A basis for this interpretation is found in Sefer Hayashar 7:30 which states that in his youth, before he turned evil, Nimrod built altars upon which he offered the animals he trapped. Abarbanel qualified this. He explains that Nimrod was the forerunner of those who hypocritically draped themselves in robes of piety as a means of deceiving the masses.
Ha’amek Davar differs from all the above and interprets that Nimrod, unintentionally did indeed perform God’s will. Without strong government, man cannot survive as a secure, civilized race. Nimrod was the first to establish such a strong political system. Thus, although his motives were base and selfish, he is considered as acting ‘before Hashem’, because he was an instrument to carry out God’s will.
10:10 “..his kingdom was Babel..” – Babel mentioned here refers to the city which later, under Nebuchadnezzar, became the center of the empire. It had the same Hebrew name, Babel, as the place of the Dispersion, described in Chapter 11. In English, Nebuchadnezzar’s Babel is usually rendered Babylonia. It was one of the greatest cities of the ancient world. The reason it received this name is given in the next Chapter. Jeremiah 51:13 later describes the city which lies on the east bank of the Euphrates as being upon many waters, abundant in treasurers. As Nebuchadnezzar himself describes the city (Daniel 4:27): Is this not the great Babylon that I built by the might of my power as a royal residence and for the honor of my majesty?
“..in the land of Shinar.” – Hoffmann notes that the name Shinar occurs also in 11:2, 14:1,9; Joshua 7:27; Isaiah 11:11; Zechariah 5:11 and Daniel 1:2. Shinar was the original name of Shumer, the different pronunciations being the result of dialectic variations.
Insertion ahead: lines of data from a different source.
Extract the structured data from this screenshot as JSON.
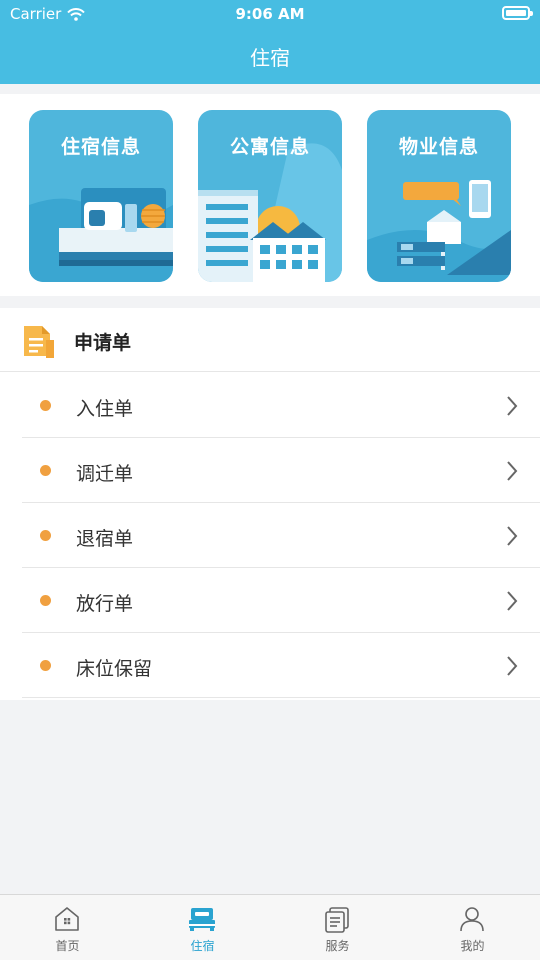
{
  "status_bar": {
    "carrier": "Carrier",
    "time": "9:06 AM"
  },
  "nav": {
    "title": "住宿"
  },
  "cards": [
    {
      "title": "住宿信息",
      "icon": "bed-illustration"
    },
    {
      "title": "公寓信息",
      "icon": "apartment-illustration"
    },
    {
      "title": "物业信息",
      "icon": "property-illustration"
    }
  ],
  "applications": {
    "title": "申请单",
    "items": [
      {
        "label": "入住单"
      },
      {
        "label": "调迁单"
      },
      {
        "label": "退宿单"
      },
      {
        "label": "放行单"
      },
      {
        "label": "床位保留"
      }
    ]
  },
  "tabbar": {
    "items": [
      {
        "label": "首页",
        "icon": "home-icon"
      },
      {
        "label": "住宿",
        "icon": "bed-icon"
      },
      {
        "label": "服务",
        "icon": "documents-icon"
      },
      {
        "label": "我的",
        "icon": "person-icon"
      }
    ],
    "active_index": 1
  },
  "colors": {
    "header": "#47bde2",
    "accent": "#2aa3d0",
    "dot": "#f0a040",
    "card": "#4fb6dc"
  }
}
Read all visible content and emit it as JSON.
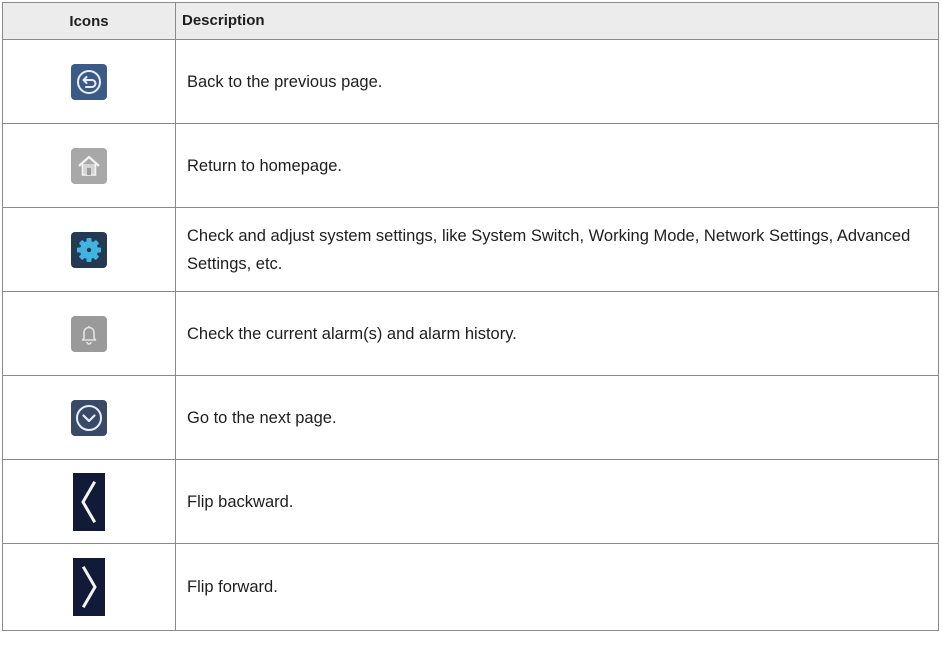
{
  "header": {
    "icons_label": "Icons",
    "description_label": "Description"
  },
  "rows": [
    {
      "icon": "back-icon",
      "description": "Back to the previous page."
    },
    {
      "icon": "home-icon",
      "description": "Return to homepage."
    },
    {
      "icon": "gear-icon",
      "description": "Check and adjust system settings, like System Switch, Working Mode, Network Settings, Advanced Settings, etc."
    },
    {
      "icon": "bell-icon",
      "description": "Check the current alarm(s) and alarm history."
    },
    {
      "icon": "chevron-down-icon",
      "description": "Go to the next page."
    },
    {
      "icon": "chevron-left-icon",
      "description": "Flip backward."
    },
    {
      "icon": "chevron-right-icon",
      "description": "Flip forward."
    }
  ]
}
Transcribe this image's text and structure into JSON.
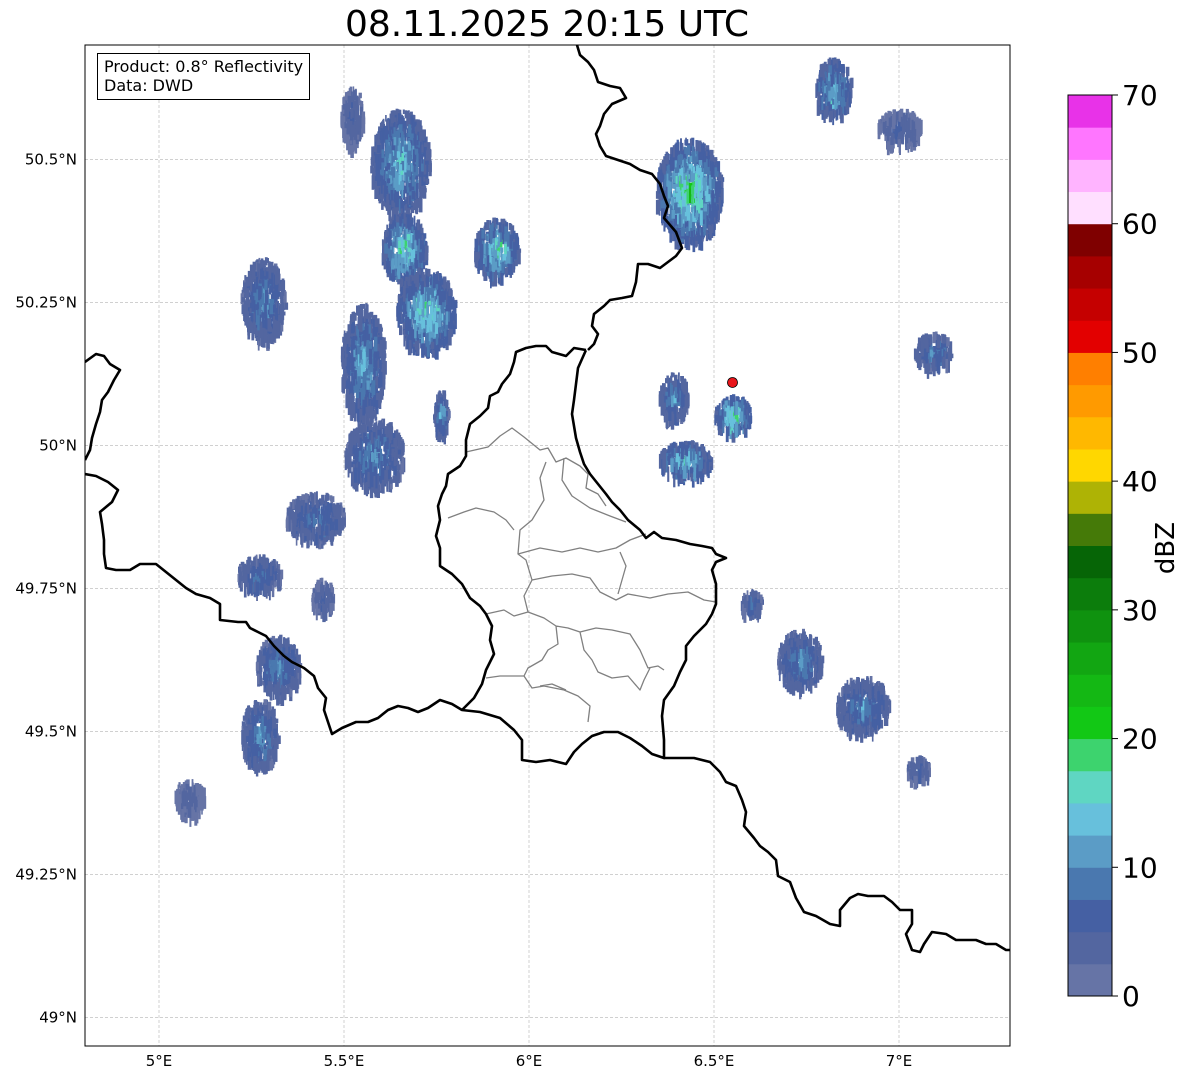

It was originally a region in southern Babylonia, and Sangir was the northern region. Later it had a wider signification referring to the entire territory of Babylonia.
10:11 “From that land Asshur went forth..” – We are not told who Asshur was: Since he is listed with the descendants of Ham he was probably a Hamite, or perhaps he was the son of Shem mentioned in verse 22 (Radak).
He saw that his children were hearkening to Nimrod and rebelling against God by building a tower, so he left them (Rashi).
He disassociated himself from that scheme and when he saw that they were defiant to God, he left the country. ‘You departed from four places (Babel, Erech, Akkad, and Calneh,’ said God to him, ‘by your life! I will give you four’ – Nineveh, Rechovoth-Ir, Calah, and Resen (Midrash).
Others believe that Asshur refers to the name of the country, Assyria, and the verse should be rendered as if it said ‘to Asshur’ – the subject of the verse still being Nimrod: After conquering the four cities mentioned above Nimrod expanded his domain and ruled also over Assyria. For this reason Assyria is called the Land of Nimrod as it is said: (Micah 5:5): And they shall waste the land of Assyria with the sword, the land of Nimrod with the keen-edged sword – referring to Nineveh, the city of Rehoboth, and Calah.
10:12 “..that is the great city.” – One cannot be certain whether Nineveh or Resen was described as the great city, but since it is written (Jonah 3:3): Nineveh was an exceedingly great city it follows that it is Nineveh that is here referred to as the great city (Yoma 10a; Rashi).
10:14 “whence the Philistines came forth,” – The Philistine descended from both Pathrusim and Casluhim. These two nations promiscuously mingled with each other and the Philistines were their illegitimate offspring (Midrash; Rashi)
Midrash Tanchuma derives this from the fact that the verse does not say who begot the Philistines, but whence came forth – intimating that they were the offspring of immorality.
The Philistines played an important – but antagonistic – role in the history of the Jews in Scriptural times. They founded five cities. Three of them on the southern coastland of Eretz Israel: Gaza, Ashkelon, and Ashdod, and two inland: Gath and Ekron.